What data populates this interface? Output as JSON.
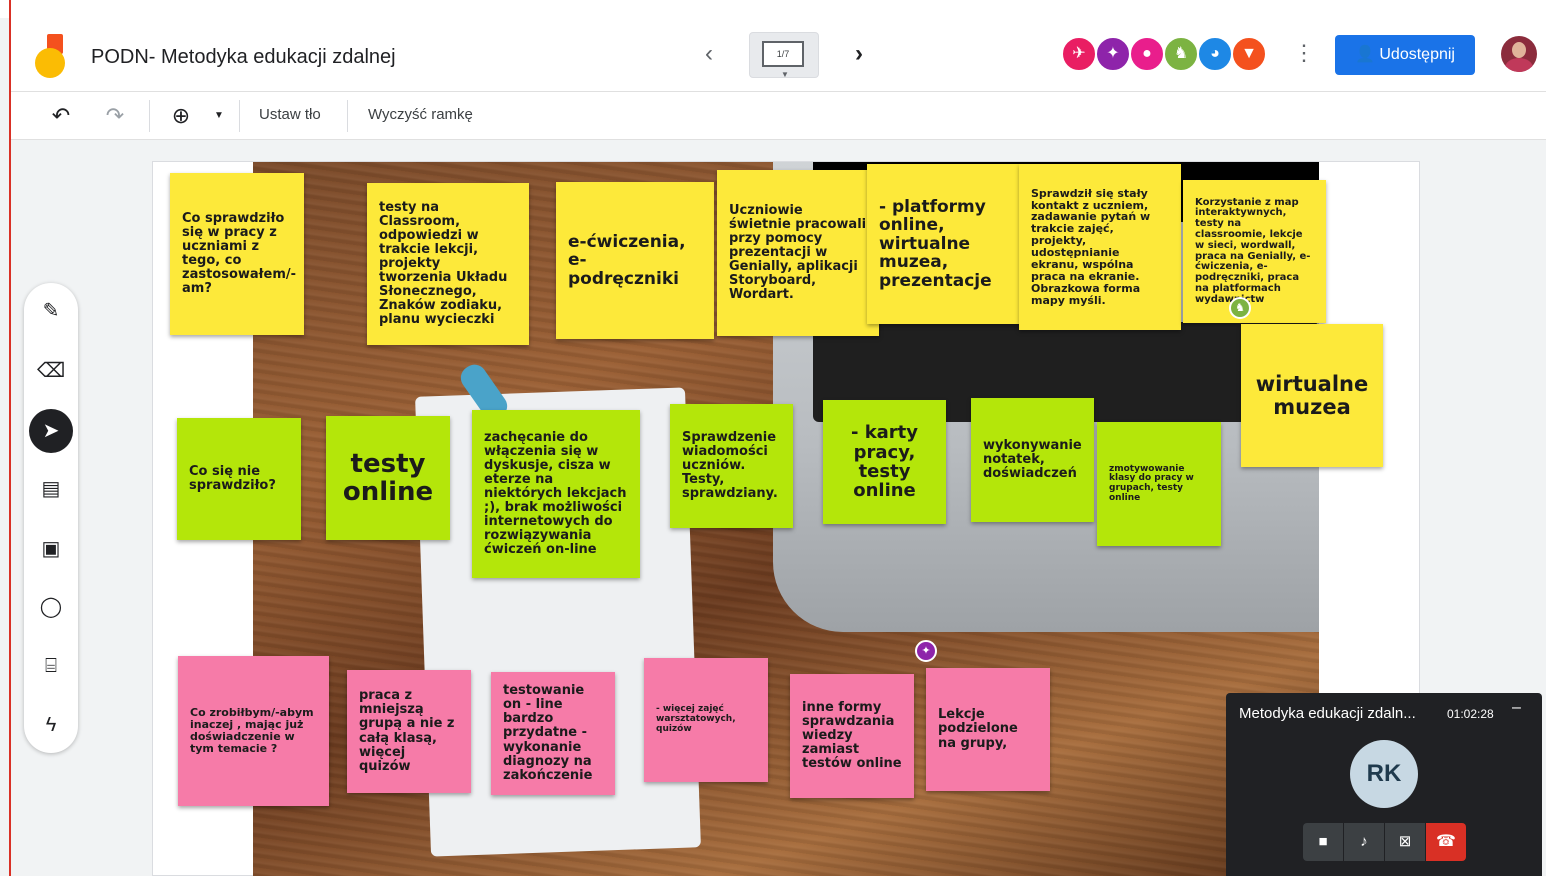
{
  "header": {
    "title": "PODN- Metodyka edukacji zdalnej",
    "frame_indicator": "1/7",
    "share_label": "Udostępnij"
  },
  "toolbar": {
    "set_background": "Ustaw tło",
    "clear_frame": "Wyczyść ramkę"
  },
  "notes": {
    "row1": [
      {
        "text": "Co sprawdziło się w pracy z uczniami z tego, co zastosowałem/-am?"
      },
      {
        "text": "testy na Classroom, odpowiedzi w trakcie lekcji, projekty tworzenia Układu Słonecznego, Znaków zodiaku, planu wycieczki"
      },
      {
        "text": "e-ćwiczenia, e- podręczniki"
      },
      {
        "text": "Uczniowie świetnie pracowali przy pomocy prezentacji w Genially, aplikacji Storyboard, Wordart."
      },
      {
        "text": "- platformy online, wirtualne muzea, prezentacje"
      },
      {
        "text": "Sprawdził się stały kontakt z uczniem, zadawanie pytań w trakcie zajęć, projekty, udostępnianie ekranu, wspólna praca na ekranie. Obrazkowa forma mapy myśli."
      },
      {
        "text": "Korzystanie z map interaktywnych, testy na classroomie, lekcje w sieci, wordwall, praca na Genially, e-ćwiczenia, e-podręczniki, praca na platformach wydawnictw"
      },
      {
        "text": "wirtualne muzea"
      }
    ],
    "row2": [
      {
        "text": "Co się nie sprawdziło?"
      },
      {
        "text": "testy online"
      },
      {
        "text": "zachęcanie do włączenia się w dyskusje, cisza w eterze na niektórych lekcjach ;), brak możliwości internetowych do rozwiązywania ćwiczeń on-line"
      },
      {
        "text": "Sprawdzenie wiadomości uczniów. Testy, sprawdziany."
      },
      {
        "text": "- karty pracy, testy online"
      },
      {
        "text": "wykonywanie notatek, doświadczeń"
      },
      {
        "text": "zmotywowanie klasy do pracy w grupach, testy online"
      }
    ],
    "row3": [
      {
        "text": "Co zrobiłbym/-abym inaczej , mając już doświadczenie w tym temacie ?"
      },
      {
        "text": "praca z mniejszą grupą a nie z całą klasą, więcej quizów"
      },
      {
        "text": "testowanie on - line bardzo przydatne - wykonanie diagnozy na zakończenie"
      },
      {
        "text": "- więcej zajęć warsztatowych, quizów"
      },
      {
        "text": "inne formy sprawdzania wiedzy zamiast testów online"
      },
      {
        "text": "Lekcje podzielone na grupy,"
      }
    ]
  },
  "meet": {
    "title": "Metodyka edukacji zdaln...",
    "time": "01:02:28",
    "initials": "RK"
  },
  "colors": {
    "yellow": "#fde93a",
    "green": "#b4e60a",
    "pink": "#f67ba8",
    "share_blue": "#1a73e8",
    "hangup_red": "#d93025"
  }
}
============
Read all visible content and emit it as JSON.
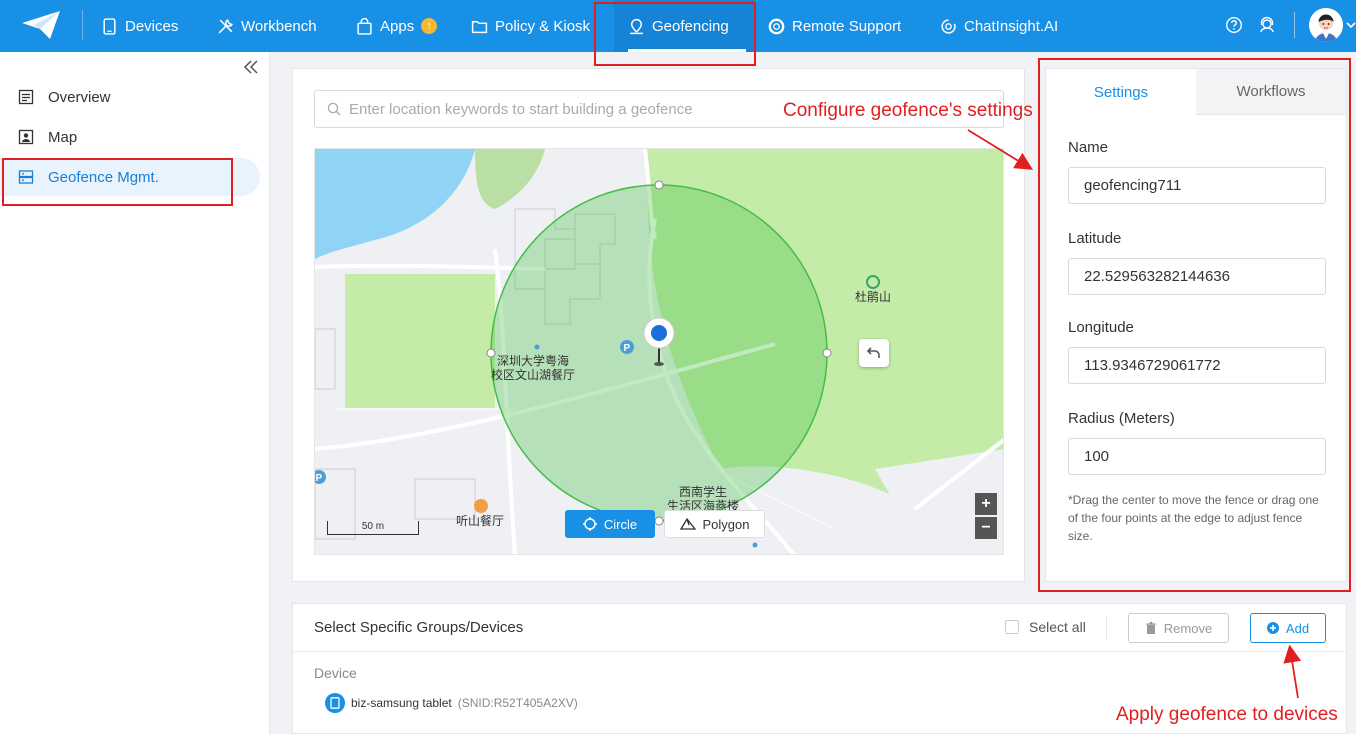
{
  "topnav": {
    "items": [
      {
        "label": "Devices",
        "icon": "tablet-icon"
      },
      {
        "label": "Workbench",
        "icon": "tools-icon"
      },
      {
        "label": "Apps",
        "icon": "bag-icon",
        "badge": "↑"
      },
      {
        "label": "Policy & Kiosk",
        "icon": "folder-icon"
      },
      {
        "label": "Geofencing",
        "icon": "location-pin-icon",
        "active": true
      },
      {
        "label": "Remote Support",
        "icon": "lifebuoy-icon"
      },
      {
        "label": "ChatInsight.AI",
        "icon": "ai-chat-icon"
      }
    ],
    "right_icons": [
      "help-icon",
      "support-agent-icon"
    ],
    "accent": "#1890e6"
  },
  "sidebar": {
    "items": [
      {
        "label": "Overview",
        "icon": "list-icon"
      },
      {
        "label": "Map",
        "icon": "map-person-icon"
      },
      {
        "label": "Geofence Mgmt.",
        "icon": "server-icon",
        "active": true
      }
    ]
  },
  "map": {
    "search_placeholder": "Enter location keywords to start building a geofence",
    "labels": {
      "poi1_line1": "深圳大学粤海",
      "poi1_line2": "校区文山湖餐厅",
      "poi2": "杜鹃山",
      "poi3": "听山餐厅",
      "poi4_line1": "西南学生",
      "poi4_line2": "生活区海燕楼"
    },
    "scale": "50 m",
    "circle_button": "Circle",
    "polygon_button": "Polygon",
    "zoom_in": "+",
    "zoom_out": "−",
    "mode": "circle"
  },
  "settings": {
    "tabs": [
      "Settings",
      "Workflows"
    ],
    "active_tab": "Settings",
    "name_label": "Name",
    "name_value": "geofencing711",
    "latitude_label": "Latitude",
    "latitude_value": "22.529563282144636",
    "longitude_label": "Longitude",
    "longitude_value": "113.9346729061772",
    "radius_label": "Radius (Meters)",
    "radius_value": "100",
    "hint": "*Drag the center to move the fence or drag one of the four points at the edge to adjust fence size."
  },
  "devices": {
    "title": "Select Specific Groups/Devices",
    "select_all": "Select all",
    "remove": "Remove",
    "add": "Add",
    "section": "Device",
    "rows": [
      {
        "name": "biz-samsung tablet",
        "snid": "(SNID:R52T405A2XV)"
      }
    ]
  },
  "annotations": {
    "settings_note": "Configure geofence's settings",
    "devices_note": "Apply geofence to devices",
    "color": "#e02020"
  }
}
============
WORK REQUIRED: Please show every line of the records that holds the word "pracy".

ANSWER SECTION:
        "text": "Co sprawdziło się w pracy z uczniami z tego, co zastosowałem/-am?"
        "text": "- karty pracy, testy online"
        "text": "zmotywowanie klasy do pracy w grupach, testy online"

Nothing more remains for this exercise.